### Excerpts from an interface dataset

= = = = =

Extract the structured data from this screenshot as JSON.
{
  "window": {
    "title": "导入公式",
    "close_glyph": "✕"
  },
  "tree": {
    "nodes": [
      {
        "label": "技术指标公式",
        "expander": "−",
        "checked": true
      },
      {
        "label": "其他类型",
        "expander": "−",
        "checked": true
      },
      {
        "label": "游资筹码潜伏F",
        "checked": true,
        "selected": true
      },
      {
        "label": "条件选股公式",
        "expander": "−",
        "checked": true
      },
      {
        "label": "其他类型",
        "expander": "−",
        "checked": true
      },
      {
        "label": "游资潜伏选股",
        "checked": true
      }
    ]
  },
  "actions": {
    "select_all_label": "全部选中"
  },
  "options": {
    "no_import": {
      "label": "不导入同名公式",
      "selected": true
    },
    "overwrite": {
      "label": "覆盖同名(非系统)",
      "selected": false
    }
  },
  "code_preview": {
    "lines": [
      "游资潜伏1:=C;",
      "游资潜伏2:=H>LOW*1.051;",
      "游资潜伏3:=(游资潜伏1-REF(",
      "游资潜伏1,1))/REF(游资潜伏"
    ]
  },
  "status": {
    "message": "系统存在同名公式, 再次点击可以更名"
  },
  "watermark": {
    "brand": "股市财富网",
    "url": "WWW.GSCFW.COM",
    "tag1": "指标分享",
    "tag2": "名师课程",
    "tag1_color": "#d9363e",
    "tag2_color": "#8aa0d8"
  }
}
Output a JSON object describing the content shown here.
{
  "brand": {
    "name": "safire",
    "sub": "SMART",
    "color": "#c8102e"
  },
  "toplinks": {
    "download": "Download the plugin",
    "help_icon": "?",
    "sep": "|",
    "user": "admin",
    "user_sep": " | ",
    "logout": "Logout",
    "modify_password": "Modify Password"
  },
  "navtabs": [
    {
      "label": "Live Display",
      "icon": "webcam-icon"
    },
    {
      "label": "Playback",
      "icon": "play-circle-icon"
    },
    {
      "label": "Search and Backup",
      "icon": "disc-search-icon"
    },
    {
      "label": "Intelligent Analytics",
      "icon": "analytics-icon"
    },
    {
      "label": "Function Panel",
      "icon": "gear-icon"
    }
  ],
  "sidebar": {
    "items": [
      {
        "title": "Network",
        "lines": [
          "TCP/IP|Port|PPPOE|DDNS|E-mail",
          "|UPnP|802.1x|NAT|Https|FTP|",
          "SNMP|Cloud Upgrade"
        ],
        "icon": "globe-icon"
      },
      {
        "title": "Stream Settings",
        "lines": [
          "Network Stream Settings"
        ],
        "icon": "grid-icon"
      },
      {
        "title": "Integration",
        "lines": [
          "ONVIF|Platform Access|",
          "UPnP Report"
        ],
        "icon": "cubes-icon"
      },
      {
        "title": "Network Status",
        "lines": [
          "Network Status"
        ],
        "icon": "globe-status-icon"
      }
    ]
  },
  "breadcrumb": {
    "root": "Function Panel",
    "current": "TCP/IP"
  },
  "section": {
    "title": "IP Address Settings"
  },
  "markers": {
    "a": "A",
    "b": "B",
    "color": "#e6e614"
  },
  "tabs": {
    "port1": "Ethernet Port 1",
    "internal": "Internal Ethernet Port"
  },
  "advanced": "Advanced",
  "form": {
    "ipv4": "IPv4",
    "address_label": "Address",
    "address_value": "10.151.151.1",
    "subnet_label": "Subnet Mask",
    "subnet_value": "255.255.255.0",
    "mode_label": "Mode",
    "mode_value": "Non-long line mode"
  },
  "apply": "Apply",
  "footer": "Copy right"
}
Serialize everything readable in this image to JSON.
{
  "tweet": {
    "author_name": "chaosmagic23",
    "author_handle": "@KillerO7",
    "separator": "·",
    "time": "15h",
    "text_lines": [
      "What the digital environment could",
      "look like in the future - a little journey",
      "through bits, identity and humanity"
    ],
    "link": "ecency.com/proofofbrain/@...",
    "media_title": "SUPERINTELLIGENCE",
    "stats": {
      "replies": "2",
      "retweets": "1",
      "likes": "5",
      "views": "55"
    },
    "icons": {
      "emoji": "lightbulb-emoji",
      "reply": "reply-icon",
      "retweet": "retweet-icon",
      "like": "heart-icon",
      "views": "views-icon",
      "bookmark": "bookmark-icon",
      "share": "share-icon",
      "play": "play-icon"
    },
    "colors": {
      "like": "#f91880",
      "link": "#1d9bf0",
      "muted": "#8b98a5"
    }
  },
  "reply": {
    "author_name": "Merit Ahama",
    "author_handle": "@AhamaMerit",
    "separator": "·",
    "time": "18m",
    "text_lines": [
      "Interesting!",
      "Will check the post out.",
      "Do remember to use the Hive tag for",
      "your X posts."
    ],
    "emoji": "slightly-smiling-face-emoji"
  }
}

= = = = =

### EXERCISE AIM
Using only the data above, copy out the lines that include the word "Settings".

### ANSWER SPACE
        "title": "Stream Settings",
          "Network Stream Settings"
    "title": "IP Address Settings"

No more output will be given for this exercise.